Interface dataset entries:

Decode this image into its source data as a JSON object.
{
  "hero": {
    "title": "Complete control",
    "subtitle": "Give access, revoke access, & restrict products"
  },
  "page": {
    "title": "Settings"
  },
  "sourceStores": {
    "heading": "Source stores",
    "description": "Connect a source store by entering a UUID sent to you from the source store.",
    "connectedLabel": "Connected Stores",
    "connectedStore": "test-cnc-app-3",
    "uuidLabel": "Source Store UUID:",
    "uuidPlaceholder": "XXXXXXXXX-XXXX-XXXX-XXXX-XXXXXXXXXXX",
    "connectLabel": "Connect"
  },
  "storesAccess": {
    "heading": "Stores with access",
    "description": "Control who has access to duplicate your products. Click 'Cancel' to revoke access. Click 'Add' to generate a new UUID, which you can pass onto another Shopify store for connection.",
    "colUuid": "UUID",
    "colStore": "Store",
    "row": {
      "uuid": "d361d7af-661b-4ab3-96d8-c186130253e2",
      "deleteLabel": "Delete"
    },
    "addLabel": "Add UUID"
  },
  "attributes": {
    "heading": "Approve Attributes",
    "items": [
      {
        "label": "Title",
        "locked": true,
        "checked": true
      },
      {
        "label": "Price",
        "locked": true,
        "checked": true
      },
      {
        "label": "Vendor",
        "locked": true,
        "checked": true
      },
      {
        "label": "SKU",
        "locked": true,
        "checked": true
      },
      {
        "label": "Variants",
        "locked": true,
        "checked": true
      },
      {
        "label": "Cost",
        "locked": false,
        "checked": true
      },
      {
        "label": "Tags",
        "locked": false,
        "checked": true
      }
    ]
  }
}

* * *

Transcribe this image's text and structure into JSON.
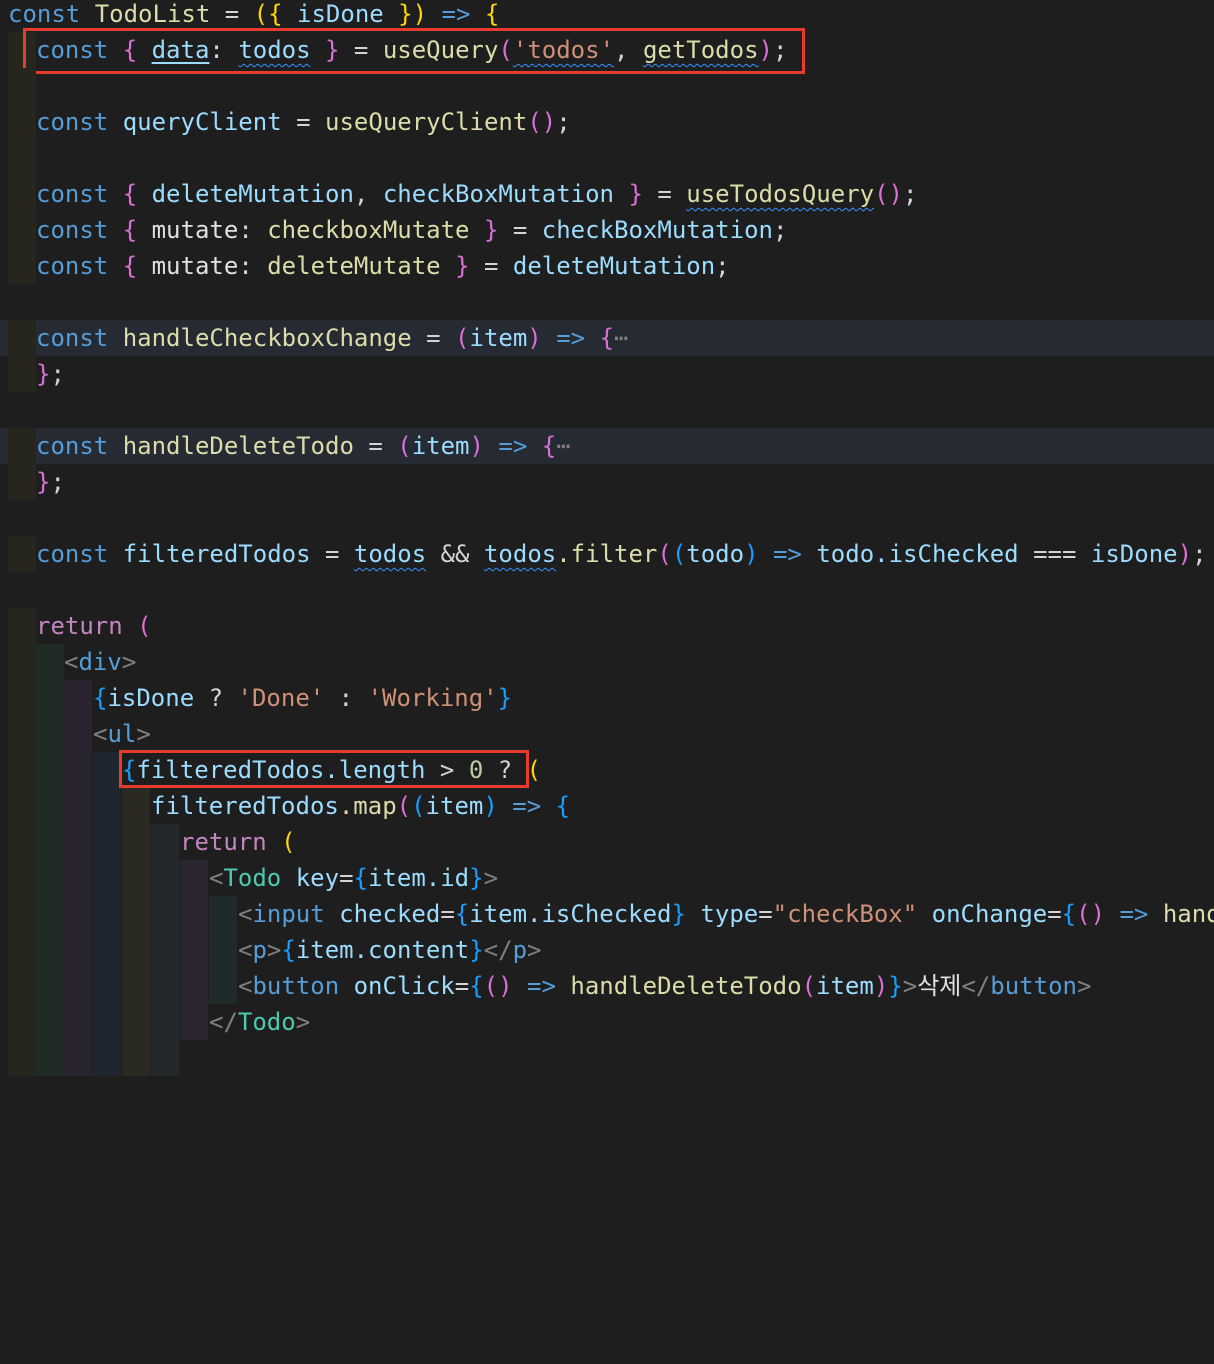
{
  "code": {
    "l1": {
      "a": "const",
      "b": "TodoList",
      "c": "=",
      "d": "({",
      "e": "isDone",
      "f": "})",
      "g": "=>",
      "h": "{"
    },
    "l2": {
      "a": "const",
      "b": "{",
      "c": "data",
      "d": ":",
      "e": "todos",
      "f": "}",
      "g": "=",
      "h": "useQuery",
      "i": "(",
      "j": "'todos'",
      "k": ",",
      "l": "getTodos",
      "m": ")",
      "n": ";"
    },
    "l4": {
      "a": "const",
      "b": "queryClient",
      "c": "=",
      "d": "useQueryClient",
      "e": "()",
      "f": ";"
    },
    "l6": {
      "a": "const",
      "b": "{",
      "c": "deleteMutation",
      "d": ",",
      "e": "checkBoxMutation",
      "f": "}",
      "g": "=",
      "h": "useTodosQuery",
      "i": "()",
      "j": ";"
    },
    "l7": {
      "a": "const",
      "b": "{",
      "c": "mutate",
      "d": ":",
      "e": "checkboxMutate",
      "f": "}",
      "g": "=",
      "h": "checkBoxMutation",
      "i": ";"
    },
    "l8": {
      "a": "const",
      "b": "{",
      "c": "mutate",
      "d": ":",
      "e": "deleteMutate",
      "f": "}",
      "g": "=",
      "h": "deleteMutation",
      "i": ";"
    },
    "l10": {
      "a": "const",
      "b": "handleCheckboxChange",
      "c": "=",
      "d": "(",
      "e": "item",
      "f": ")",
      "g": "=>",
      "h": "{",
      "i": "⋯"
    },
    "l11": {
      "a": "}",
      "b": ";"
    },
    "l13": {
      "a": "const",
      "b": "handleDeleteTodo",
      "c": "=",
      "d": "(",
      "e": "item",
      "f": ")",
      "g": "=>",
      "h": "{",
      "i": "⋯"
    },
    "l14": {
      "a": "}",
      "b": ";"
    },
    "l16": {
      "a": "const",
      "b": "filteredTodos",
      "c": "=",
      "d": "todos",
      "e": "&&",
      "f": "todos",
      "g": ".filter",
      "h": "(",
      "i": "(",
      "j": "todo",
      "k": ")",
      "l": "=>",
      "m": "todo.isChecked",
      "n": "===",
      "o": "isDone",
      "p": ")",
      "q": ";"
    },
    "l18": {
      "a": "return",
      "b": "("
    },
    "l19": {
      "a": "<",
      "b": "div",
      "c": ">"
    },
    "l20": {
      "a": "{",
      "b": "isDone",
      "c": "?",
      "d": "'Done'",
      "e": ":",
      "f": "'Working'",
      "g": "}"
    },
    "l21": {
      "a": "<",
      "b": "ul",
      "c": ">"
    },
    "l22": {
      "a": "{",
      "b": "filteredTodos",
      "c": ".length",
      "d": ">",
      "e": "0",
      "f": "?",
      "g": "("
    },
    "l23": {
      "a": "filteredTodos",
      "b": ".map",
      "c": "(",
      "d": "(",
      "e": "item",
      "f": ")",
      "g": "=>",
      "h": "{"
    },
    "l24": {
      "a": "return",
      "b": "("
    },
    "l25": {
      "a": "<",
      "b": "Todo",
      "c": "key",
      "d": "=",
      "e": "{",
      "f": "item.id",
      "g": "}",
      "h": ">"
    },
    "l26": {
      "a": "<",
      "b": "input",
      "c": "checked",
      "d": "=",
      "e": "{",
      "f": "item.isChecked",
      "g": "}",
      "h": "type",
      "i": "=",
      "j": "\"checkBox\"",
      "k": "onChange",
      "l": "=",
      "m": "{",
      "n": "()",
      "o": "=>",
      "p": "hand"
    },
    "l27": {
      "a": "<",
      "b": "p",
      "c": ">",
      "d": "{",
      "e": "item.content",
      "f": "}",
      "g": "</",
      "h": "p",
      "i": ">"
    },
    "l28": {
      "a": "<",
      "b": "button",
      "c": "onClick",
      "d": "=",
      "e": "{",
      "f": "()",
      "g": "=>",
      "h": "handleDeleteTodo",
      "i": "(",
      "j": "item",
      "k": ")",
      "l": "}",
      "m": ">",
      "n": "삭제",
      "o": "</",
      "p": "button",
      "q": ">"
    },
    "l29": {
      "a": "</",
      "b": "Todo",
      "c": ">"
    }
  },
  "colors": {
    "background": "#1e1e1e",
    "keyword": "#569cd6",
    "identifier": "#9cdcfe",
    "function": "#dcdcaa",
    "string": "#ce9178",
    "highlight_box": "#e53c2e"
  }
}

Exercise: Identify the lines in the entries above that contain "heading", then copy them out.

Answer below:
    "heading": "Source stores",
    "heading": "Stores with access",
    "heading": "Approve Attributes",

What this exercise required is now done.